Data about app and page elements:
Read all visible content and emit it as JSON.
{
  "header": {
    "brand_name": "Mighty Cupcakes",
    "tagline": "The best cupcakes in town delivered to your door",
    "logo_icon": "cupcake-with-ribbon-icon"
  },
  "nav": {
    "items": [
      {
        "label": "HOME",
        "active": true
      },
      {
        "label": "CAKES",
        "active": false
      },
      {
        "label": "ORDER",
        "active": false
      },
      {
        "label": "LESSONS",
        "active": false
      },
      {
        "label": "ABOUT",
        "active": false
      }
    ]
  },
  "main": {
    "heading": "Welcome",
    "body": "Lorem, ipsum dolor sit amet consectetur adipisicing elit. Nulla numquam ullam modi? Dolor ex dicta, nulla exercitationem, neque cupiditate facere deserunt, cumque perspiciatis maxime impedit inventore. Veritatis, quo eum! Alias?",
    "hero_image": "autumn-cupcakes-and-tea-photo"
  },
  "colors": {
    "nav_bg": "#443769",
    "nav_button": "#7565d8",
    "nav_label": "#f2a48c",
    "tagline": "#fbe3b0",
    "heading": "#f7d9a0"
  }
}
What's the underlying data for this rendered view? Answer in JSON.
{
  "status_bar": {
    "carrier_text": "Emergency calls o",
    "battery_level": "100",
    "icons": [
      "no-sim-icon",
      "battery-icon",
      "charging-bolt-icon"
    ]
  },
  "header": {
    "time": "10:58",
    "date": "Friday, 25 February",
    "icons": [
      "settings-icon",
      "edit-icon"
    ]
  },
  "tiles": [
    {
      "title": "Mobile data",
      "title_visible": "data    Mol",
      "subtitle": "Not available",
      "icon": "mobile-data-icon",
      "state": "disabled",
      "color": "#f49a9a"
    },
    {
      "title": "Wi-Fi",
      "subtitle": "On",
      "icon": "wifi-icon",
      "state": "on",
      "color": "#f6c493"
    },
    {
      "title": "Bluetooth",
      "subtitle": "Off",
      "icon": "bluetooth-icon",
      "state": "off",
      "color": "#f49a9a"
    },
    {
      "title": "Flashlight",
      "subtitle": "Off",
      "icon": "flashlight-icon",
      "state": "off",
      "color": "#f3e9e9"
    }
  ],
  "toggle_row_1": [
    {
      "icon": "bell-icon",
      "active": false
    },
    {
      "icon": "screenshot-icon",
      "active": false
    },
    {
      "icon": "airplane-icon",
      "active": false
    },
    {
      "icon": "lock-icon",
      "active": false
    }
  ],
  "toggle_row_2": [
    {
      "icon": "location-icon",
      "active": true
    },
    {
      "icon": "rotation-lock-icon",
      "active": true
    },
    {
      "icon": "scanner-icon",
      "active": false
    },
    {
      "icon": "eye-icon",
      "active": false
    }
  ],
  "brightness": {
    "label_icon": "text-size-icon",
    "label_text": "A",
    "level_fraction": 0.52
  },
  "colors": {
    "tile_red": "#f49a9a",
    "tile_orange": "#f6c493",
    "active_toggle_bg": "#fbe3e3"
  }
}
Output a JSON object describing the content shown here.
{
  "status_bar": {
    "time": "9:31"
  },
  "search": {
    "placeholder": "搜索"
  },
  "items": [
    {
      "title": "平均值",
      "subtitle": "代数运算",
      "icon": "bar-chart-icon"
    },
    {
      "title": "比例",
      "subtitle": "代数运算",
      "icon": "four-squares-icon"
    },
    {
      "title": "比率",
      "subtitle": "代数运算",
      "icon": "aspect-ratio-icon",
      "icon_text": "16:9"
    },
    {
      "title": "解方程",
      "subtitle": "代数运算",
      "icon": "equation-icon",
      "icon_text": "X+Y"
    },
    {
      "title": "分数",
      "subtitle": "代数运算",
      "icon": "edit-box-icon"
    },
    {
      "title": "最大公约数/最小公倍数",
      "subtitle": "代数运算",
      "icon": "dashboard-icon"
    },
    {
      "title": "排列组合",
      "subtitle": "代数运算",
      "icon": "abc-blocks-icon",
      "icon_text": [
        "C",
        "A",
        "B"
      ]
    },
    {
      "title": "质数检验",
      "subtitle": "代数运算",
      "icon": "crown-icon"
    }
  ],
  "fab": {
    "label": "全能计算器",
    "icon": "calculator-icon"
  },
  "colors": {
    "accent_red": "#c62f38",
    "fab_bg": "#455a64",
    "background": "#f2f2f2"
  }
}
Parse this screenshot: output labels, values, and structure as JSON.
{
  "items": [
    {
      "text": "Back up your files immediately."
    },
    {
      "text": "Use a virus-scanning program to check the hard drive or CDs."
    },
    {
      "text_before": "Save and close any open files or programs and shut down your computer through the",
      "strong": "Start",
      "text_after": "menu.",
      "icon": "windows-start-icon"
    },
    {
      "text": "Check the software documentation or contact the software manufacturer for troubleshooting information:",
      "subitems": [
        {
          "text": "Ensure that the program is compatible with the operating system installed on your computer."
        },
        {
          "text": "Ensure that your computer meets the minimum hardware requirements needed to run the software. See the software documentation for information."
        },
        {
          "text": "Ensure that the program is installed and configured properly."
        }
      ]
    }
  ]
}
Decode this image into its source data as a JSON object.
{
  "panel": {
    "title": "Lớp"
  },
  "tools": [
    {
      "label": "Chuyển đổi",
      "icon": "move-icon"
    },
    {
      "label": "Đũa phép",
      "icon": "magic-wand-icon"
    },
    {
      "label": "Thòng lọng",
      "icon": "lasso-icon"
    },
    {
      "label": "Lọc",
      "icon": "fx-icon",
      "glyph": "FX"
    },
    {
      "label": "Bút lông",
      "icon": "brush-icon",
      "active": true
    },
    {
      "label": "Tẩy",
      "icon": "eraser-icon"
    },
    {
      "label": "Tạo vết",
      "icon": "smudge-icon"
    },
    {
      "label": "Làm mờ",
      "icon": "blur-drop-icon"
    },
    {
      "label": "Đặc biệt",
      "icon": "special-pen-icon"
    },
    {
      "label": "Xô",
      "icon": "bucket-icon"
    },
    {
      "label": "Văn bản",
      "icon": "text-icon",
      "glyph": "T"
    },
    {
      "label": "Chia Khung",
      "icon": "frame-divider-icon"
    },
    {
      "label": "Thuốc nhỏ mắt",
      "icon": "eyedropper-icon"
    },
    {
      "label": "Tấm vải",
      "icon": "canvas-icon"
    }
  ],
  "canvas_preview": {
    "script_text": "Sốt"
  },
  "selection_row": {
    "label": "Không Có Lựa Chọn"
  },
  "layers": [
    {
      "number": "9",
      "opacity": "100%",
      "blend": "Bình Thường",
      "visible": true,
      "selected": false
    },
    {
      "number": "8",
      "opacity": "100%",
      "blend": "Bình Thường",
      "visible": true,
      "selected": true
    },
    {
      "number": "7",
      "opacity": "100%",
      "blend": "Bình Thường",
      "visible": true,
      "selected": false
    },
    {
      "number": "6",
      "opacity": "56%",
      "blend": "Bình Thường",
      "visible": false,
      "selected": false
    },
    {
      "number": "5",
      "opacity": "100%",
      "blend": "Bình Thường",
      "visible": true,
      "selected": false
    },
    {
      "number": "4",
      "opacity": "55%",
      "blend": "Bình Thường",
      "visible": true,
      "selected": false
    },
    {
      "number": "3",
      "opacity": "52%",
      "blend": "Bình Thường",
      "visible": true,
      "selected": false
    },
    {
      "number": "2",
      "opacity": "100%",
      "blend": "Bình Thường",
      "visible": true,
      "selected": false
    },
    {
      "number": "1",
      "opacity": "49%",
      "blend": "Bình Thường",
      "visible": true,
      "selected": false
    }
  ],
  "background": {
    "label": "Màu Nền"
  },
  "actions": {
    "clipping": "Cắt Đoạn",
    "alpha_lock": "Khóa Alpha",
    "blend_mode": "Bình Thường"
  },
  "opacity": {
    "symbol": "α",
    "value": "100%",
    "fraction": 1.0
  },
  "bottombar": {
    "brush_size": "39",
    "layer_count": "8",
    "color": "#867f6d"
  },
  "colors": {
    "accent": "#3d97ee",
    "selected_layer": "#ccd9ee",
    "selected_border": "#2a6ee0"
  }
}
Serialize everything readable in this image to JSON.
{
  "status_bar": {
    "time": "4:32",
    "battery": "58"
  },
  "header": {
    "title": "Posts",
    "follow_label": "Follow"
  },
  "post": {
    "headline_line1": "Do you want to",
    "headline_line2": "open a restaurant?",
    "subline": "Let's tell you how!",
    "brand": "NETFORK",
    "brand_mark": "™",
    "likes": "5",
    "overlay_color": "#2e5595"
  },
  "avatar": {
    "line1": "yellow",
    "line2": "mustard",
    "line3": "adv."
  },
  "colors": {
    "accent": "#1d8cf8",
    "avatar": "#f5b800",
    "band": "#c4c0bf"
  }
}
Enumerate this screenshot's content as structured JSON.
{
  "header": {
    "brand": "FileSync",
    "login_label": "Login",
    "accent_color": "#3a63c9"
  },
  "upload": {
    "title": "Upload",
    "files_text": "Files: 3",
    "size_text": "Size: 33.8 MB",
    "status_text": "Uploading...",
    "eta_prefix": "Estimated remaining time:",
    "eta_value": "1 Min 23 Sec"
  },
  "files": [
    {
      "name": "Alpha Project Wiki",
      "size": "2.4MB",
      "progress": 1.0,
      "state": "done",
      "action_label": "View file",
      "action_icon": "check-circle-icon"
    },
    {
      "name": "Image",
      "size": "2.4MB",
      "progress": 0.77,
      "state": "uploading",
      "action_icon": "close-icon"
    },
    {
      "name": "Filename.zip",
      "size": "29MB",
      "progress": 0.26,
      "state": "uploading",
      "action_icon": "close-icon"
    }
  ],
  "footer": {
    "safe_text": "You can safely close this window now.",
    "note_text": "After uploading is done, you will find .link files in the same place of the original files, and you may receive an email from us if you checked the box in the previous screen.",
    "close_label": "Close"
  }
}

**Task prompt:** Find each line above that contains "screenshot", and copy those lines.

**Solution to this task:**
      "icon": "screenshot-icon",
Parse this screenshot: output labels, values, and structure as JSON.
Enumerate this screenshot's content as structured JSON.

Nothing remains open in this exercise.